The bond issue could kick off a long-range growth plan
The $38.8 million measure could be the first of a 12-year, $176.5 million plan to upgrade facilities across the Bonneville School District.
This proposal includes three other separate bond issues to fund a series of projects from 2022 to 2030. Here’s a look at what these other measures could fund:
- 2022: A $38 million bond issue that would include another new elementary school to replace Ammon Elementary School, more high school renovations and other upgrades.
- 2026: A $25.1 million bond issue for more high school renovations and to acquire more land.
- 2030: A $38.3 bond issue for a third elementary school and more high school upgrades.
The combined, pre-inflated price tag for all the projects: $140.1 million. However, financial experts at Piper Jaffray say 12 years of inflation could drive that number to $176.5 million — and spur future tax hikes for local property owners.
It’s hard to say how much of an increase patrons would see if the measures pass, since increases to a district’s levy rate as a result of a bond issue depend on a number of unknowable factors, including future market value growth.
However, a Piper Jaffray planning summary for the long-range project provides a breakdown of three possible growth scenarios, and potential associated tax hikes. The summary’s most conservative growth estimate to the district’s property value from 2022 to 2030 lies at 2 percent, which would spur an annual property tax hike of $174 per $100,000 of taxable value.

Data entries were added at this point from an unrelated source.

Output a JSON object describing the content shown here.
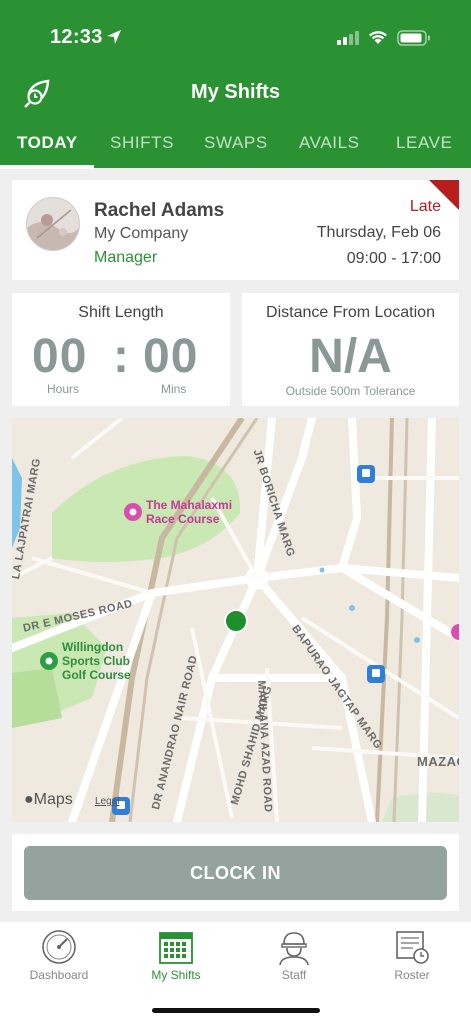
{
  "status_bar": {
    "time": "12:33"
  },
  "header": {
    "title": "My Shifts"
  },
  "tabs": [
    {
      "label": "TODAY",
      "active": true
    },
    {
      "label": "SHIFTS",
      "active": false
    },
    {
      "label": "SWAPS",
      "active": false
    },
    {
      "label": "AVAILS",
      "active": false
    },
    {
      "label": "LEAVE",
      "active": false
    }
  ],
  "profile": {
    "name": "Rachel Adams",
    "company": "My Company",
    "role": "Manager",
    "status": "Late",
    "date": "Thursday, Feb 06",
    "hours": "09:00 - 17:00"
  },
  "shift_length": {
    "label": "Shift Length",
    "hours": "00",
    "separator": ":",
    "mins": "00",
    "hours_label": "Hours",
    "mins_label": "Mins"
  },
  "distance": {
    "label": "Distance From Location",
    "value": "N/A",
    "note": "Outside 500m Tolerance"
  },
  "map": {
    "places": {
      "race_course": "The Mahalaxmi\nRace Course",
      "golf": "Willingdon\nSports Club\nGolf Course"
    },
    "roads": {
      "boricha": "JR BORICHA MARG",
      "lajpatrai": "LA LAJPATRAI MARG",
      "moses": "DR E MOSES ROAD",
      "anandrao": "DR ANANDRAO NAIR ROAD",
      "shahid": "MOHD SHAHID MARG",
      "azad": "MAULANA AZAD ROAD",
      "bapurao": "BAPURAO JAGTAP MARG",
      "mazag": "MAZAG"
    },
    "brand": "Maps",
    "legal": "Legal"
  },
  "action": {
    "clock_in": "CLOCK IN"
  },
  "bottom_nav": [
    {
      "label": "Dashboard",
      "icon": "gauge-icon",
      "active": false
    },
    {
      "label": "My Shifts",
      "icon": "calendar-icon",
      "active": true
    },
    {
      "label": "Staff",
      "icon": "worker-helmet-icon",
      "active": false
    },
    {
      "label": "Roster",
      "icon": "roster-clock-icon",
      "active": false
    }
  ],
  "colors": {
    "brand": "#2a9232",
    "late": "#b02020",
    "muted": "#8a9995",
    "button": "#94a39e"
  }
}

A less conservative growth rate of 4 percent would bring annual tax increases to $35 per $100,000 of taxable value.
Trustees did not discuss the 12-year upgrade plan during Wednesday’s meeting.
Bonneville’s enrollment grew from 12,224 in 2016-17 to 12,527 in 2017-18, according to State Department of Education numbers. Years of continued growth has driven demand for more learning space across the district. Four years ago, trustees floated a $95 million bond measure to build both a new high school and a new middle school. The proposal failed to receive a majority of votes, let alone the two-thirds supermajority needed to pass in Idaho.
After failing a second — and third — time, the district whittled the measure to $63.5 million by ditching an original request for a new middle school. The measure passed in 2015.
The resulting high school, Thunder Ridge, is now complete. It’s equipped to absorb up to 1,500 students, but at an added cost to local taxpayers. The school’s $63.5 million price tag breaks down to about $35 per $100,000 of taxable value.
In March, voters in the Bonneville School District approved a $35.3 million bond issue for a new middle school, which workers are slated to begin construction on next year. This measure is not expected to fuel a tax increase.
The school board’s next scheduled meeting is set for Dec. 12.
This article was originally posted on IdahoEdNews.org on November 28, 2018. It is used with permission.